You brought up enjoying playing around with capture/3D and 3D motion digital art with “Simulacra”…let’s dig a little deeper into the tech. What applications were the “heroes” of your work on “Simulacra”? And, which is your favorite?
Houdini, PR, AE, NUKE, and Mocap Technique were critical in the making of “Simulacra”, but my favorite app used is C4d+photoshop. It is super user friendly, design-driven, and in my opinion, the most efficient way to convey the idea.
And, we need to know…Are you a Mac or PC person?
I’m actually both. Macbook for personal use (I love IOS and the look); PC for work and 3d rendering.
On the PC’s, I have one machine of my own, which is a 3.6GHz Intel Core i7 9700K 8-Core workstation.
And, CCS just lent me a workstation that I will soon be reviewing on the industry news site soon. It’s a 3.96GHz AMD Ryzen 7 3800xt 8-Core workstation.
Are there any improvements in hardware or software that you’re looking forward to?
I am always looking for a more powerful GPU, bigger storage, and faster render time/real time. With software, a more user-friendly interface, but not node-based interface, is usually a need.
Aside from lagging renders and unfriendly user interfaces, what are some of the challenges you currently face as an artist?
A challenge I face is transitioning from a 3D motion graphics artist working for a company into an artist with creative control over my own projects. I would like to be able to direct and bring to life the stories and visuals and ideas that fascinate me the most. However, finding balance between commercial and contemporary art genres isn’t easy. And, as with many artists in town, I find it is not a simple path to get the financial resources, funding, support and representation necessary to get my projects going. It can be challenging to find the mentorship and guidance on how to make this happen.
Hopefully your recent success with “Simulcrus” will help you with that last challenge. Have you found any difficulties with your business this year due to the COVID situation?
I am very lucky that I still have a job and we are working from home, so it’s not a big issue for me. But for Student Oscar and for lots of other film festivals we got nominated, my team felt very sorry that we could not attend them in person.
Thank you for sharing your time and your stories with us today. We’d like to end our discussion with one final question…What would you say are your artistic/industry “superpowers,” if you will? You’re the person the industry comes to for the best…what?
I think I am always bringing up a new point of view. Through my art, I’m always questioning and exploring the various definitions and expressions of true beauty. I’m also a director who is involved in every aspect of the production process. From sending hundreds of Instagram messages to dancers we cast to attending every location scout to ensure production design moves forward with the most specific directions possible.
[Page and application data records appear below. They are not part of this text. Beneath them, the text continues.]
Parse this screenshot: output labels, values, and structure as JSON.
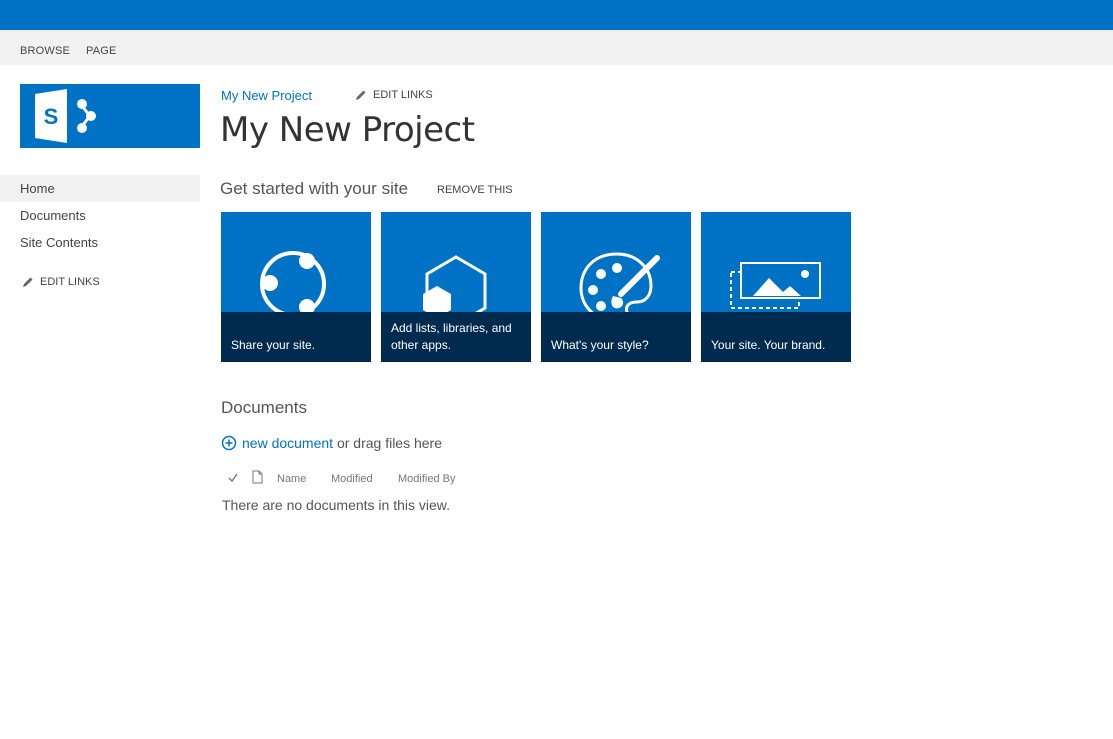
{
  "ribbon": {
    "tabs": [
      {
        "label": "BROWSE"
      },
      {
        "label": "PAGE"
      }
    ]
  },
  "brand": {
    "logo_icon": "sharepoint-logo-icon",
    "accent_color": "#0072c6",
    "tile_caption_color": "#002b4f"
  },
  "quicklaunch": {
    "items": [
      {
        "label": "Home",
        "selected": true
      },
      {
        "label": "Documents"
      },
      {
        "label": "Site Contents"
      }
    ],
    "edit_links": "EDIT LINKS"
  },
  "header": {
    "breadcrumb": "My New Project",
    "edit_links": "EDIT LINKS",
    "title": "My New Project"
  },
  "get_started": {
    "heading": "Get started with your site",
    "remove": "REMOVE THIS",
    "tiles": [
      {
        "caption": "Share your site.",
        "icon": "share-icon"
      },
      {
        "caption": "Add lists, libraries, and other apps.",
        "icon": "apps-icon"
      },
      {
        "caption": "What's your style?",
        "icon": "palette-icon"
      },
      {
        "caption": "Your site. Your brand.",
        "icon": "image-icon"
      }
    ]
  },
  "documents": {
    "heading": "Documents",
    "new_document": "new document",
    "drag_text": "or drag files here",
    "columns": {
      "name": "Name",
      "modified": "Modified",
      "modified_by": "Modified By"
    },
    "empty_message": "There are no documents in this view."
  }
}
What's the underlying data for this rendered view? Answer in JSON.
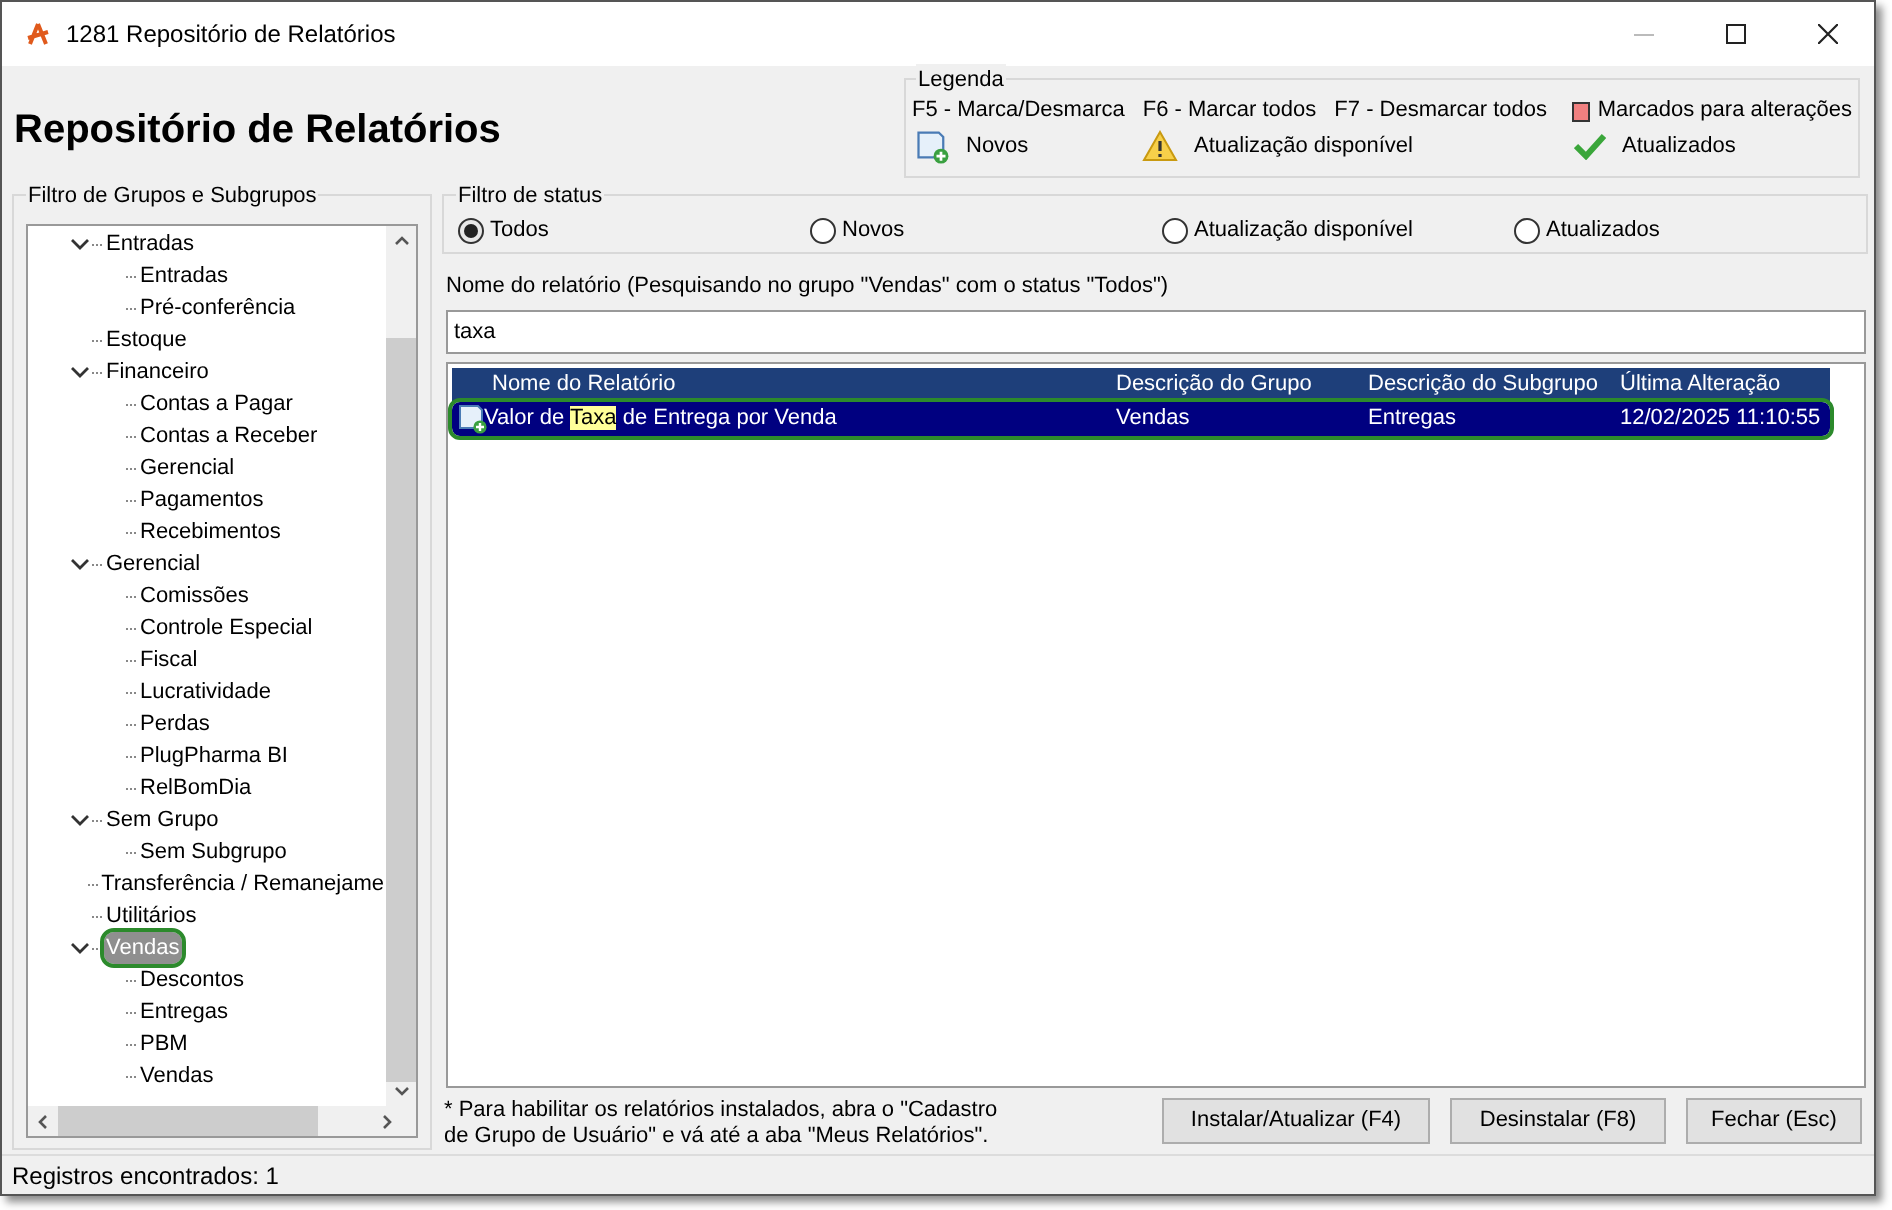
{
  "window": {
    "title": "1281 Repositório de Relatórios"
  },
  "heading": "Repositório de Relatórios",
  "legend": {
    "title": "Legenda",
    "shortcuts": [
      "F5 - Marca/Desmarca",
      "F6 - Marcar todos",
      "F7 - Desmarcar todos"
    ],
    "marked": {
      "label": "Marcados para alterações",
      "color": "#f08080"
    },
    "icons": [
      {
        "kind": "new",
        "label": "Novos"
      },
      {
        "kind": "warning",
        "label": "Atualização disponível"
      },
      {
        "kind": "check",
        "label": "Atualizados"
      }
    ]
  },
  "groups_filter": {
    "title": "Filtro de Grupos e Subgrupos",
    "tree": [
      {
        "label": "Entradas",
        "expanded": true,
        "selected": false,
        "children": [
          {
            "label": "Entradas",
            "selected": false
          },
          {
            "label": "Pré-conferência",
            "selected": false
          }
        ]
      },
      {
        "label": "Estoque",
        "selected": false
      },
      {
        "label": "Financeiro",
        "expanded": true,
        "selected": false,
        "children": [
          {
            "label": "Contas a Pagar",
            "selected": false
          },
          {
            "label": "Contas a Receber",
            "selected": false
          },
          {
            "label": "Gerencial",
            "selected": false
          },
          {
            "label": "Pagamentos",
            "selected": false
          },
          {
            "label": "Recebimentos",
            "selected": false
          }
        ]
      },
      {
        "label": "Gerencial",
        "expanded": true,
        "selected": false,
        "children": [
          {
            "label": "Comissões",
            "selected": false
          },
          {
            "label": "Controle Especial",
            "selected": false
          },
          {
            "label": "Fiscal",
            "selected": false
          },
          {
            "label": "Lucratividade",
            "selected": false
          },
          {
            "label": "Perdas",
            "selected": false
          },
          {
            "label": "PlugPharma BI",
            "selected": false
          },
          {
            "label": "RelBomDia",
            "selected": false
          }
        ]
      },
      {
        "label": "Sem Grupo",
        "expanded": true,
        "selected": false,
        "children": [
          {
            "label": "Sem Subgrupo",
            "selected": false
          }
        ]
      },
      {
        "label": "Transferência / Remanejame",
        "selected": false
      },
      {
        "label": "Utilitários",
        "selected": false
      },
      {
        "label": "Vendas",
        "expanded": true,
        "selected": true,
        "children": [
          {
            "label": "Descontos",
            "selected": false
          },
          {
            "label": "Entregas",
            "selected": false
          },
          {
            "label": "PBM",
            "selected": false
          },
          {
            "label": "Vendas",
            "selected": false
          }
        ]
      }
    ]
  },
  "status_filter": {
    "title": "Filtro de status",
    "options": [
      {
        "label": "Todos",
        "selected": true
      },
      {
        "label": "Novos",
        "selected": false
      },
      {
        "label": "Atualização disponível",
        "selected": false
      },
      {
        "label": "Atualizados",
        "selected": false
      }
    ]
  },
  "search": {
    "label": "Nome do relatório (Pesquisando no grupo \"Vendas\" com o status \"Todos\")",
    "value": "taxa"
  },
  "table": {
    "columns": [
      "Nome do Relatório",
      "Descrição do Grupo",
      "Descrição do Subgrupo",
      "Última Alteração"
    ],
    "rows": [
      {
        "kind": "new",
        "selected": true,
        "name_parts": [
          {
            "text": "Valor de ",
            "match": false
          },
          {
            "text": "Taxa",
            "match": true
          },
          {
            "text": " de Entrega por Venda",
            "match": false
          }
        ],
        "group": "Vendas",
        "subgroup": "Entregas",
        "date": "12/02/2025 11:10:55"
      }
    ]
  },
  "note": "* Para habilitar os relatórios instalados, abra o \"Cadastro de Grupo de Usuário\" e vá até a aba \"Meus Relatórios\".",
  "buttons": [
    "Instalar/Atualizar (F4)",
    "Desinstalar (F8)",
    "Fechar (Esc)"
  ],
  "status_bar": "Registros encontrados: 1"
}
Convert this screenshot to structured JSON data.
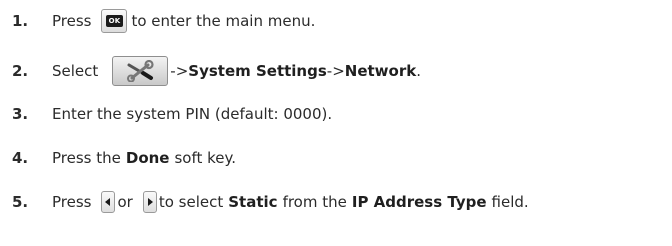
{
  "steps": [
    {
      "number": "1.",
      "text_before": "Press",
      "icon": "ok-key-icon",
      "icon_label": "OK",
      "text_after": "to enter the main menu."
    },
    {
      "number": "2.",
      "text_before": "Select",
      "icon": "settings-tools-icon",
      "arrow1": "->",
      "bold1": "System Settings",
      "arrow2": "->",
      "bold2": "Network",
      "end": "."
    },
    {
      "number": "3.",
      "text": "Enter the system PIN (default: 0000)."
    },
    {
      "number": "4.",
      "text_before": "Press the",
      "bold": "Done",
      "text_after": "soft key."
    },
    {
      "number": "5.",
      "text_before": "Press",
      "icon_left": "left-navigation-key-icon",
      "or": "or",
      "icon_right": "right-navigation-key-icon",
      "text_mid": "to select",
      "bold1": "Static",
      "text_mid2": "from the",
      "bold2": "IP Address Type",
      "text_end": "field."
    }
  ]
}
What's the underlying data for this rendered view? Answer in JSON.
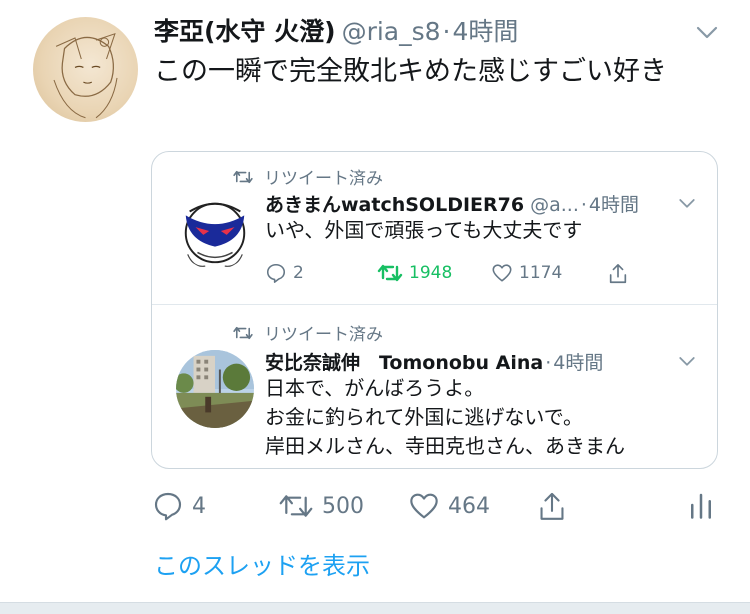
{
  "tweet": {
    "author_name": "李亞(水守 火澄)",
    "handle": "@ria_s8",
    "separator": "·",
    "time": "4時間",
    "text": "この一瞬で完全敗北キめた感じすごい好き",
    "actions": {
      "reply_count": "4",
      "retweet_count": "500",
      "like_count": "464"
    }
  },
  "quoted": [
    {
      "retweet_label": "リツイート済み",
      "author_name": "あきまんwatchSOLDIER76",
      "handle": "@a...",
      "separator": "·",
      "time": "4時間",
      "text_lines": [
        "いや、外国で頑張っても大丈夫です"
      ],
      "reply_count": "2",
      "retweet_count": "1948",
      "like_count": "1174"
    },
    {
      "retweet_label": "リツイート済み",
      "author_name": "安比奈誠伸　Tomonobu Aina",
      "separator": "·",
      "time": "4時間",
      "text_lines": [
        "日本で、がんばろうよ。",
        "お金に釣られて外国に逃げないで。",
        "岸田メルさん、寺田克也さん、あきまん"
      ]
    }
  ],
  "thread_link": "このスレッドを表示",
  "colors": {
    "accent": "#1da1f2",
    "retweet_green": "#17bf63",
    "muted": "#657786",
    "text": "#14171a",
    "border": "#ccd6dd"
  }
}
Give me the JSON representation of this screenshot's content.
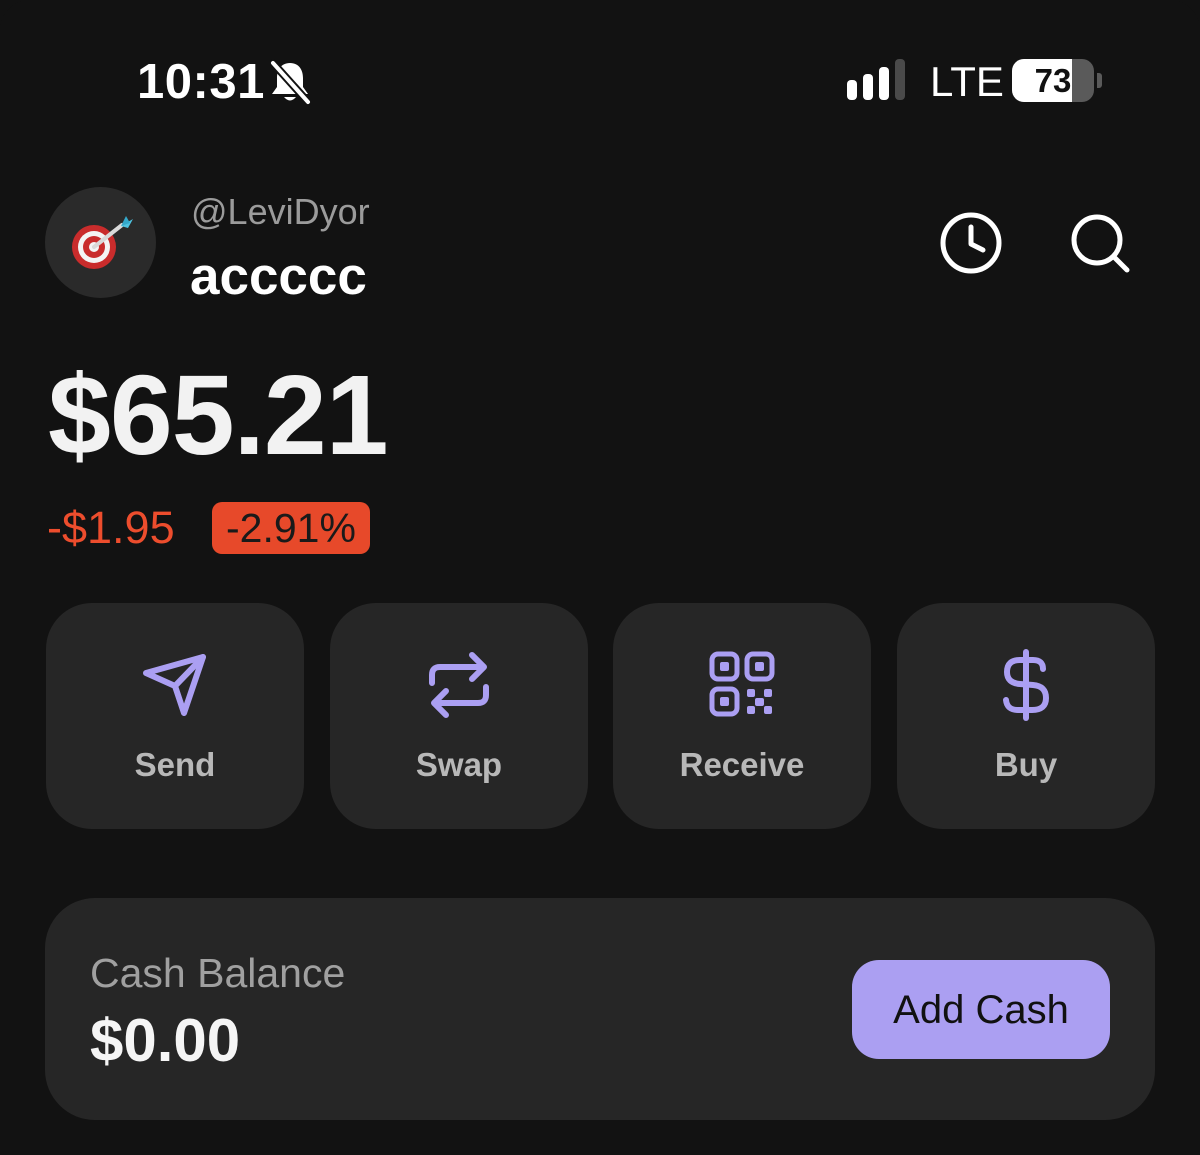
{
  "status_bar": {
    "time": "10:31",
    "network": "LTE",
    "battery_level": "73",
    "battery_fraction": 0.73,
    "signal_bars_active": 3,
    "signal_bars_total": 4,
    "icons": [
      "bell-slash-icon",
      "signal-icon"
    ]
  },
  "profile": {
    "handle": "@LeviDyor",
    "account_name": "accccc",
    "avatar_icon": "dart-target-icon",
    "header_icons": [
      "history-clock-icon",
      "search-icon"
    ]
  },
  "balance": {
    "total": "$65.21",
    "change_amount": "-$1.95",
    "change_percent": "-2.91%"
  },
  "actions": [
    {
      "label": "Send",
      "icon": "send-icon"
    },
    {
      "label": "Swap",
      "icon": "swap-icon"
    },
    {
      "label": "Receive",
      "icon": "qr-code-icon"
    },
    {
      "label": "Buy",
      "icon": "dollar-icon"
    }
  ],
  "cash": {
    "label": "Cash Balance",
    "amount": "$0.00",
    "button_label": "Add Cash"
  },
  "colors": {
    "background": "#121212",
    "card": "#262626",
    "accent": "#ab9ff2",
    "negative": "#ed4d2d",
    "negative_badge": "#e7492a",
    "muted_text": "#9b9b9b"
  }
}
I actively enjoy all the working pieces of film creation and I consider myself lucky to be surrounded by talented collaborators and colleagues who work closely with me as I bring concepts to life.
Want to get to know Curry more? Visit her website at www.currytian.com and stay tuned for video vlogs and interviews with Curry right here on our industry news page.